Names and writing system
More about Yoruba
The writing system
Since the early nineteenth century, Yoruba has been written using a modified Roman alphabet consisting of 25 letters. Sounds peculiar to Yoruba are represented with dots beneath the letters, and two letter combinations (e.g. gb).
Acute and grave accents on vowels indicate tone. The language name, for instance, is written Yorùbá. Here the first syllable is spoken with a mid tone, the second is low and the third is high.
Personal names come first and are chosen to reflect the circumstances around a child's birth, e.g.Taiwo (first born twin), Kehinde (second born twin); Aina (girl born with the cord round the neck); Tokunbo (born overseas); Iyabo (baby girl born after the death of a mother or grandmother) and so on. Muslims take Arabic names, e.g. Abdul Karim.
Family names indicate traditional trades (e.g. Oniko - rafia maker) or ancestral religion (e.g. Ogunbanjo - followers of Ogun).
The father's family name is taken by children; women usually take their husband's family name on marriage.
Children are not given a name on birth.
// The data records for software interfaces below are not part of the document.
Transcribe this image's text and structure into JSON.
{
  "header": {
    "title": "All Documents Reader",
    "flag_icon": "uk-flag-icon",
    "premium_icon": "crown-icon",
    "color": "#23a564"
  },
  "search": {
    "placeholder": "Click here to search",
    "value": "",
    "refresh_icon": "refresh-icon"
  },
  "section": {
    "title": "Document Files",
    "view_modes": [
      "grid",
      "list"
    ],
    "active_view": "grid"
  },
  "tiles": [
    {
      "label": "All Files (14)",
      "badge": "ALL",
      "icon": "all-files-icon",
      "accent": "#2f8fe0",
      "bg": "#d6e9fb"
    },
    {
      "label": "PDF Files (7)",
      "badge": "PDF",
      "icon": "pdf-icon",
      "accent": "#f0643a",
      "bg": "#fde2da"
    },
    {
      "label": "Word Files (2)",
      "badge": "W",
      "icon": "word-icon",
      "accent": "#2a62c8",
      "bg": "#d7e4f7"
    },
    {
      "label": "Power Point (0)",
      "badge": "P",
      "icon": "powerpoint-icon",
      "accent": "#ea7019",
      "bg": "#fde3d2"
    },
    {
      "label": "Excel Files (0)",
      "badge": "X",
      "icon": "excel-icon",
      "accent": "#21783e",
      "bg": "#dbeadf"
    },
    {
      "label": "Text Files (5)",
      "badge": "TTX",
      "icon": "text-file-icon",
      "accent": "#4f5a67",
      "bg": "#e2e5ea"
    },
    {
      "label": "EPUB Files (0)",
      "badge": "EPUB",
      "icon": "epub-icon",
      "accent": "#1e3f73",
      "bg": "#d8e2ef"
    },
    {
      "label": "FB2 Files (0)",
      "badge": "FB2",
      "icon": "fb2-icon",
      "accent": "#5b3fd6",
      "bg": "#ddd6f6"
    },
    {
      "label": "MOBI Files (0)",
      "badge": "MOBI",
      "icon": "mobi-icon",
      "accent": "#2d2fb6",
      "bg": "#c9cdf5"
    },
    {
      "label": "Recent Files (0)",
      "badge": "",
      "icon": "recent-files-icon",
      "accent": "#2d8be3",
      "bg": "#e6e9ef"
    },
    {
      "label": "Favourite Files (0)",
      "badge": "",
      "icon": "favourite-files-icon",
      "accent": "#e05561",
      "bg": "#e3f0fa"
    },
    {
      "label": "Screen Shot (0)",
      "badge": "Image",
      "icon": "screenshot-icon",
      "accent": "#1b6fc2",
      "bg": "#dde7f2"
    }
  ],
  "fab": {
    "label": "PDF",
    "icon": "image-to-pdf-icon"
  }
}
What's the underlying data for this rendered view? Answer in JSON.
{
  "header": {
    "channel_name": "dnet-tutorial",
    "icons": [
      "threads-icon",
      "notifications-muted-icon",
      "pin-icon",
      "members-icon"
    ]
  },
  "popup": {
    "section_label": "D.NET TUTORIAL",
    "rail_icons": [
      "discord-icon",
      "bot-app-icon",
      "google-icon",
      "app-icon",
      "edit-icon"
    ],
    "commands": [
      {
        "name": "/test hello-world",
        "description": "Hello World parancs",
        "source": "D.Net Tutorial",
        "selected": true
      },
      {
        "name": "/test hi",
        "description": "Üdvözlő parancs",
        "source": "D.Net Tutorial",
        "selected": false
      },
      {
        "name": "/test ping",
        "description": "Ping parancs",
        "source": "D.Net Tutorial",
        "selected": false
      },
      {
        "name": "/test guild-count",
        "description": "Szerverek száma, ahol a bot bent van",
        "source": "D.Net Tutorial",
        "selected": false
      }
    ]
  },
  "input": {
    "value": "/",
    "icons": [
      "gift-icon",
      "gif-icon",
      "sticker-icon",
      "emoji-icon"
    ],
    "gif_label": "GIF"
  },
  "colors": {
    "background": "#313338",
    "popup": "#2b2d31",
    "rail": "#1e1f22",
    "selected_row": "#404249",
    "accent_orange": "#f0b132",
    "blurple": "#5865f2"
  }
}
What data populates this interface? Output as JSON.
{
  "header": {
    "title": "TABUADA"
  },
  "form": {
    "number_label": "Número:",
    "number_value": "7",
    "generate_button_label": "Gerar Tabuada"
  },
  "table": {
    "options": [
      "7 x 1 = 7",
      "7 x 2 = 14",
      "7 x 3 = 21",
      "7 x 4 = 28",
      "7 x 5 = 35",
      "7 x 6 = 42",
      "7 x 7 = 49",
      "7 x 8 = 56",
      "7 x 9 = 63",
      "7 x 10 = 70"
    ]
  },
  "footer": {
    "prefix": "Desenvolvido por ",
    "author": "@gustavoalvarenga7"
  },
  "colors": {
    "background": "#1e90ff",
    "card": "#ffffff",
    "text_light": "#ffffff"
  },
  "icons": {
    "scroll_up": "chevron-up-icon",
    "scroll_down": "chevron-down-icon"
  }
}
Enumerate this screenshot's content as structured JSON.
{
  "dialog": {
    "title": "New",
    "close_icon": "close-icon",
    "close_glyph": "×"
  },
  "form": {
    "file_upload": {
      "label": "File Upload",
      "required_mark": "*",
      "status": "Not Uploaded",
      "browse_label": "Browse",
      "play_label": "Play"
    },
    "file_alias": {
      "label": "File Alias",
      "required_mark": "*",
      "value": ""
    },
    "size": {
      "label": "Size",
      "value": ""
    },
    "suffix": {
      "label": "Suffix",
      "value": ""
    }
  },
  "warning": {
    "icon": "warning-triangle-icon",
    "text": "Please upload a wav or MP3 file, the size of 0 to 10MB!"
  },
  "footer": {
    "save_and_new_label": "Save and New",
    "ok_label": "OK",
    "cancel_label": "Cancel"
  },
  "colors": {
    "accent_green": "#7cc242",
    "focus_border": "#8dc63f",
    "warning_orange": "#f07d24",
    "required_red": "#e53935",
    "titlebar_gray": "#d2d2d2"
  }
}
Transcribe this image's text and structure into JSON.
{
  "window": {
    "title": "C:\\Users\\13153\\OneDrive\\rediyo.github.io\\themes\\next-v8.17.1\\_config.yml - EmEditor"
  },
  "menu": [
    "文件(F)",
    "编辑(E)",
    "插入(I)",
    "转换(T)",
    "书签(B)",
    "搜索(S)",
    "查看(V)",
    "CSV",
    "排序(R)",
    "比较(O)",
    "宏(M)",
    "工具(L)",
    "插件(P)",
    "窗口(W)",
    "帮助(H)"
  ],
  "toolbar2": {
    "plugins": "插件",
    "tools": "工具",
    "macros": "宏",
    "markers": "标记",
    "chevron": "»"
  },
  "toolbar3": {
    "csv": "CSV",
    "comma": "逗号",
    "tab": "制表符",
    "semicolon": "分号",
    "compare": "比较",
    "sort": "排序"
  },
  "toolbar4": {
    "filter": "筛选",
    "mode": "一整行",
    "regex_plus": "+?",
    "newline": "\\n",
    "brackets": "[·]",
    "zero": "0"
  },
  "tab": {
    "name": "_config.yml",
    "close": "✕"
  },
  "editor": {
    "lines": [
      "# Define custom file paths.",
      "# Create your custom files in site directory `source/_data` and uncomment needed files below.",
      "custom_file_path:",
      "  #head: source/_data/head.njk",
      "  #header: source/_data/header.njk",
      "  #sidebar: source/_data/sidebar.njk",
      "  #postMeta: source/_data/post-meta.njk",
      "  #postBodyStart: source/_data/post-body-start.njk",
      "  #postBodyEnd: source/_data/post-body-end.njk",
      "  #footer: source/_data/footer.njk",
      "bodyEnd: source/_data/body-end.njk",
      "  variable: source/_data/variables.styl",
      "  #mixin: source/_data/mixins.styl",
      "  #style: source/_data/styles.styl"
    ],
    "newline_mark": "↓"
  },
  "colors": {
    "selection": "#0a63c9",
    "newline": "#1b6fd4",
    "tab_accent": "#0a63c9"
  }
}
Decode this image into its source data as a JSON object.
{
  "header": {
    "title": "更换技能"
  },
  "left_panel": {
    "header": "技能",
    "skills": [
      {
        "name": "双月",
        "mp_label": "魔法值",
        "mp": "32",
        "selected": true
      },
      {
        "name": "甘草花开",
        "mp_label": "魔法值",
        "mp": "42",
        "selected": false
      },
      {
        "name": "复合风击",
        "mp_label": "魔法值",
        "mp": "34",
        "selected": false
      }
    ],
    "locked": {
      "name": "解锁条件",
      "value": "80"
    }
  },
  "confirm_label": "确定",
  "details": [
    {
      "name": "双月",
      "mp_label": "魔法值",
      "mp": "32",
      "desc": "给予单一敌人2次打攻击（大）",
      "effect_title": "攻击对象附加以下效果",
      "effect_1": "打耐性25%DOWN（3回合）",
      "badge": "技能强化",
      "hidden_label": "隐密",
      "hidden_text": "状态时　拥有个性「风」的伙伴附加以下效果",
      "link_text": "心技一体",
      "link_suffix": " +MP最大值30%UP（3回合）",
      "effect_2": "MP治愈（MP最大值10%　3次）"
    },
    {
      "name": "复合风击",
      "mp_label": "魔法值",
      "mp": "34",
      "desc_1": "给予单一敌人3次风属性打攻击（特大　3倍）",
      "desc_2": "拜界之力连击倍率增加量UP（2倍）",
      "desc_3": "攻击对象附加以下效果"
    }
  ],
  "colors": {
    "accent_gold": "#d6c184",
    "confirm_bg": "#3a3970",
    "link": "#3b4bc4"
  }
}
The father's parents choose a name and whisper it into the baby's ear before making the public announcement at a special ceremony on the eighth day.